Problem to solve: Please copy the material under this line exactly, keeping every line.
-------- Records for the task --------
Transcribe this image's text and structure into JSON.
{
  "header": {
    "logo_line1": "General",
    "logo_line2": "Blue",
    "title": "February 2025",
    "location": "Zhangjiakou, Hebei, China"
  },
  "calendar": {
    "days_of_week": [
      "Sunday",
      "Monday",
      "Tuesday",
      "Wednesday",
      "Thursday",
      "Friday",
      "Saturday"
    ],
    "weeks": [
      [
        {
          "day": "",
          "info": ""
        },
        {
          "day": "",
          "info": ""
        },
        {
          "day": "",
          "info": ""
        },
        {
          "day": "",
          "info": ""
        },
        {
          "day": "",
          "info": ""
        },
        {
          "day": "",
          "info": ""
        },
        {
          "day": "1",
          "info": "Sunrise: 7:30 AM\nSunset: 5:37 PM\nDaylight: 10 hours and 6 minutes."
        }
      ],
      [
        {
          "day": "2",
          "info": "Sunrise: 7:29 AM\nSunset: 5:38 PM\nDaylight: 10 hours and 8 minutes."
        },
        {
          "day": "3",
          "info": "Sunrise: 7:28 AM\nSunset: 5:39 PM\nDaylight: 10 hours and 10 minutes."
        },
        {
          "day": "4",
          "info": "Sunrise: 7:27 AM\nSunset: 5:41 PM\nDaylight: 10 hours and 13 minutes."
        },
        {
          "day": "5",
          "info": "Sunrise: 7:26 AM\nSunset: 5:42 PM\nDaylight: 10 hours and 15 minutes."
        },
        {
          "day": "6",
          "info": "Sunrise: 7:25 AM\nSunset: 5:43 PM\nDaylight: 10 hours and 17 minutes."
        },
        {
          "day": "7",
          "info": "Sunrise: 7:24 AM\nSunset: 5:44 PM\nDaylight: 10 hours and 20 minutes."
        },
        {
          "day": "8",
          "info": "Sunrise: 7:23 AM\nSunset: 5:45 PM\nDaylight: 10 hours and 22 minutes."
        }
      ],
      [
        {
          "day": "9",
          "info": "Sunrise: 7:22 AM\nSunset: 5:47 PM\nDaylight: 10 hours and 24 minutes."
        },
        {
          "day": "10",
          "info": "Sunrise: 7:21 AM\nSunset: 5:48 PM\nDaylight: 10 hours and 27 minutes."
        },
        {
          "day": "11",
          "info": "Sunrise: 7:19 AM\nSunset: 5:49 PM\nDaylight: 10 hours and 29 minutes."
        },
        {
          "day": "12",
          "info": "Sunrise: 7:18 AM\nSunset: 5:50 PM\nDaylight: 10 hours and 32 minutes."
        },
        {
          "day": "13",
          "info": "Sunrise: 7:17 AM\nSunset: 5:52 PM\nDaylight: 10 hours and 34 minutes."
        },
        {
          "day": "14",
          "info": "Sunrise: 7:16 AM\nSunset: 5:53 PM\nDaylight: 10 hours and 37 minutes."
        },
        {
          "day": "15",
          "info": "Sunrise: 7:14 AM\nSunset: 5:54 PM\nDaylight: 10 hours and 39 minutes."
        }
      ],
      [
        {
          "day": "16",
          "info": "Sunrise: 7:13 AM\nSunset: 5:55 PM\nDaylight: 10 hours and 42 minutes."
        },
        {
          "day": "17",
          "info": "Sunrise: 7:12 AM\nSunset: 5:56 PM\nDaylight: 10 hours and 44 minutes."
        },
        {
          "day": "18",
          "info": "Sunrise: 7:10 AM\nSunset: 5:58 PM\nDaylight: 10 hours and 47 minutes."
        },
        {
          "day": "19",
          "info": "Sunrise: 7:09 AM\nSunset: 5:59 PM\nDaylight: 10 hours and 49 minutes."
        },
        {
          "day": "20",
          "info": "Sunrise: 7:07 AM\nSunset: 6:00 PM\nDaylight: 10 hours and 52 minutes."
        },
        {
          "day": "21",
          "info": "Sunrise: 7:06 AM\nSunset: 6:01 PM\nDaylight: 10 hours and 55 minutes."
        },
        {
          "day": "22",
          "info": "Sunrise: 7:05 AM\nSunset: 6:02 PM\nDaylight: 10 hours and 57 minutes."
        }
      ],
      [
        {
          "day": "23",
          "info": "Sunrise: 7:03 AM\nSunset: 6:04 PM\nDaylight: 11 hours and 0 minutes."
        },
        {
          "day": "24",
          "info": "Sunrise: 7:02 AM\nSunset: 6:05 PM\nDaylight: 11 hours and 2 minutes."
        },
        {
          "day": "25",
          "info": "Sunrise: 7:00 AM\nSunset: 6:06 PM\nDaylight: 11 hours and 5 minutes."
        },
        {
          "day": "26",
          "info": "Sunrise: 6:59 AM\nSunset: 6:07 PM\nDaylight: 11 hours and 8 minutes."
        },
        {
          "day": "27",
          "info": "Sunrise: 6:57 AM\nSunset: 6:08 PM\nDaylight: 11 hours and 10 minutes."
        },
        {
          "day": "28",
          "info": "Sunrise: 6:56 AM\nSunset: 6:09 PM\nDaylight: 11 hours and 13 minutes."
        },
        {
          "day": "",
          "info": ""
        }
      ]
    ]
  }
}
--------
Solution to the problem:
Transcribe this image's text and structure into JSON.
{
  "header": {
    "logo_line1": "General",
    "logo_line2": "Blue",
    "title": "February 2025",
    "location": "Zhangjiakou, Hebei, China"
  },
  "calendar": {
    "days_of_week": [
      "Sunday",
      "Monday",
      "Tuesday",
      "Wednesday",
      "Thursday",
      "Friday",
      "Saturday"
    ],
    "weeks": [
      [
        {
          "day": "",
          "info": ""
        },
        {
          "day": "",
          "info": ""
        },
        {
          "day": "",
          "info": ""
        },
        {
          "day": "",
          "info": ""
        },
        {
          "day": "",
          "info": ""
        },
        {
          "day": "",
          "info": ""
        },
        {
          "day": "1",
          "info": "Sunrise: 7:30 AM\nSunset: 5:37 PM\nDaylight: 10 hours and 6 minutes."
        }
      ],
      [
        {
          "day": "2",
          "info": "Sunrise: 7:29 AM\nSunset: 5:38 PM\nDaylight: 10 hours and 8 minutes."
        },
        {
          "day": "3",
          "info": "Sunrise: 7:28 AM\nSunset: 5:39 PM\nDaylight: 10 hours and 10 minutes."
        },
        {
          "day": "4",
          "info": "Sunrise: 7:27 AM\nSunset: 5:41 PM\nDaylight: 10 hours and 13 minutes."
        },
        {
          "day": "5",
          "info": "Sunrise: 7:26 AM\nSunset: 5:42 PM\nDaylight: 10 hours and 15 minutes."
        },
        {
          "day": "6",
          "info": "Sunrise: 7:25 AM\nSunset: 5:43 PM\nDaylight: 10 hours and 17 minutes."
        },
        {
          "day": "7",
          "info": "Sunrise: 7:24 AM\nSunset: 5:44 PM\nDaylight: 10 hours and 20 minutes."
        },
        {
          "day": "8",
          "info": "Sunrise: 7:23 AM\nSunset: 5:45 PM\nDaylight: 10 hours and 22 minutes."
        }
      ],
      [
        {
          "day": "9",
          "info": "Sunrise: 7:22 AM\nSunset: 5:47 PM\nDaylight: 10 hours and 24 minutes."
        },
        {
          "day": "10",
          "info": "Sunrise: 7:21 AM\nSunset: 5:48 PM\nDaylight: 10 hours and 27 minutes."
        },
        {
          "day": "11",
          "info": "Sunrise: 7:19 AM\nSunset: 5:49 PM\nDaylight: 10 hours and 29 minutes."
        },
        {
          "day": "12",
          "info": "Sunrise: 7:18 AM\nSunset: 5:50 PM\nDaylight: 10 hours and 32 minutes."
        },
        {
          "day": "13",
          "info": "Sunrise: 7:17 AM\nSunset: 5:52 PM\nDaylight: 10 hours and 34 minutes."
        },
        {
          "day": "14",
          "info": "Sunrise: 7:16 AM\nSunset: 5:53 PM\nDaylight: 10 hours and 37 minutes."
        },
        {
          "day": "15",
          "info": "Sunrise: 7:14 AM\nSunset: 5:54 PM\nDaylight: 10 hours and 39 minutes."
        }
      ],
      [
        {
          "day": "16",
          "info": "Sunrise: 7:13 AM\nSunset: 5:55 PM\nDaylight: 10 hours and 42 minutes."
        },
        {
          "day": "17",
          "info": "Sunrise: 7:12 AM\nSunset: 5:56 PM\nDaylight: 10 hours and 44 minutes."
        },
        {
          "day": "18",
          "info": "Sunrise: 7:10 AM\nSunset: 5:58 PM\nDaylight: 10 hours and 47 minutes."
        },
        {
          "day": "19",
          "info": "Sunrise: 7:09 AM\nSunset: 5:59 PM\nDaylight: 10 hours and 49 minutes."
        },
        {
          "day": "20",
          "info": "Sunrise: 7:07 AM\nSunset: 6:00 PM\nDaylight: 10 hours and 52 minutes."
        },
        {
          "day": "21",
          "info": "Sunrise: 7:06 AM\nSunset: 6:01 PM\nDaylight: 10 hours and 55 minutes."
        },
        {
          "day": "22",
          "info": "Sunrise: 7:05 AM\nSunset: 6:02 PM\nDaylight: 10 hours and 57 minutes."
        }
      ],
      [
        {
          "day": "23",
          "info": "Sunrise: 7:03 AM\nSunset: 6:04 PM\nDaylight: 11 hours and 0 minutes."
        },
        {
          "day": "24",
          "info": "Sunrise: 7:02 AM\nSunset: 6:05 PM\nDaylight: 11 hours and 2 minutes."
        },
        {
          "day": "25",
          "info": "Sunrise: 7:00 AM\nSunset: 6:06 PM\nDaylight: 11 hours and 5 minutes."
        },
        {
          "day": "26",
          "info": "Sunrise: 6:59 AM\nSunset: 6:07 PM\nDaylight: 11 hours and 8 minutes."
        },
        {
          "day": "27",
          "info": "Sunrise: 6:57 AM\nSunset: 6:08 PM\nDaylight: 11 hours and 10 minutes."
        },
        {
          "day": "28",
          "info": "Sunrise: 6:56 AM\nSunset: 6:09 PM\nDaylight: 11 hours and 13 minutes."
        },
        {
          "day": "",
          "info": ""
        }
      ]
    ]
  }
}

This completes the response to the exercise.